Phyllis Yvonne Stickney
Film, theater, television, radio, and one-woman performances have made Phyllis Yvonne Stickney- actress, comedian, lecturer, writer, dancer, choreographer and Little Rock native—a standout far beyond the scope of the black community. Born in Little Rock, Stickney was raised in the various US cities to which her father, a YMCA executive, was transferred. However, she settled in Harlem, where her theater work began at the Frank Silvers Workshop, and the New Heritage Theater, under the late playwright/director Robert Furman. Her theatrical performances were before sell-out crowds in the 1998 National Black Arts Festival, where she also served as performing arts curator and starred in Nathan Ross Freeman’s The Contract. She began her theatrical producing career at New Heritage with works such as Woza Albert, A Black Woman Speaks, Strivers Row and The Contract. Ms Stickney made her national television debut as single mother Cora Lee in the ABC miniseries The Women of Brewster Place, which also starred Oprah Winfrey and Cicely Tyson. Her subsequent television credits include sitcoms New Attitude, The Cosby Show and A Different World, PBS ‘ Great Performances production of the Colored Museum; and the TnT movie The Portrat, She also is spotlighted in HBO’s The History of Blacks in Comedy. Ms Stickney has also appeared on the silver screen in such notable movies as New Jack City Jungle Fever, Talkin Dirty, Malcolm X, The inkwell; What’s Love Got To Do With It, Die Hard With A Vengeance and the recently-released How Stella got Her Grove Back. Ms Stickney’s Conscious Comedy Concerts have been featured in a number of venues across the country, including Harlem’s Apollo Theater, Concert show titles include, Live and in Chocolate, All That and Brains Too, and An Evening, With An Endangered Species. Her written work appears in an anthology of nine black comedy plays, edited by Pamela Faith Jackson. She also created The Crystal Pyramid, A chore poem for childern. In addition, she served as the first solo female host for Essence’s 1997 Music Festival, and is now a speaker for the 1998 African American Women on the Tour.
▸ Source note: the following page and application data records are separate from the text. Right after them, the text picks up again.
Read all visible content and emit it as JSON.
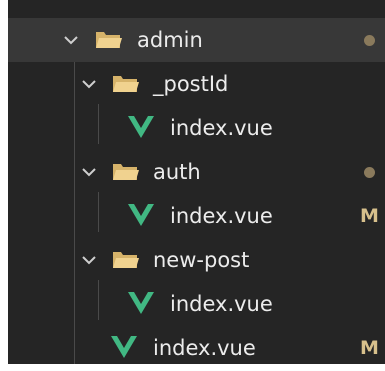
{
  "colors": {
    "background": "#252525",
    "selected_row": "#383838",
    "text": "#ececec",
    "folder": "#e6c47a",
    "vue_green": "#41b883",
    "vue_dark": "#34495e",
    "dot": "#8a7a5c",
    "badge": "#d7c08c",
    "chevron": "#cfcfcf"
  },
  "tree": {
    "admin": {
      "label": "admin",
      "icon": "folder-open-icon",
      "state": "expanded",
      "modified_dot": true
    },
    "postId": {
      "label": "_postId",
      "icon": "folder-open-icon",
      "state": "expanded"
    },
    "postId_index": {
      "label": "index.vue",
      "icon": "vue-icon"
    },
    "auth": {
      "label": "auth",
      "icon": "folder-open-icon",
      "state": "expanded",
      "modified_dot": true
    },
    "auth_index": {
      "label": "index.vue",
      "icon": "vue-icon",
      "badge": "M"
    },
    "new_post": {
      "label": "new-post",
      "icon": "folder-open-icon",
      "state": "expanded"
    },
    "new_post_index": {
      "label": "index.vue",
      "icon": "vue-icon"
    },
    "admin_index": {
      "label": "index.vue",
      "icon": "vue-icon",
      "badge": "M"
    }
  }
}
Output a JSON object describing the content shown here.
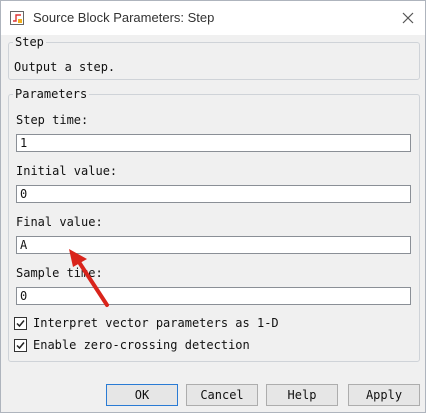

Ms Stickney’s awards include the title African-Centered Scholar by the African Think Tank. In 1983 she won the Audelco Award, Black theater’s equivalent to the Tony Award, for her Performance in Furman’s adaptation of Moliere’s Tartuffe, and later won a second Audelco for her original on-woman show, Bis Mama an Nem. In connection with her theater work, Ms Stickney offer ‘R U Out of Order workshops which, according to promotional material are offered to student who “needs a reintroduction to the order of our universe.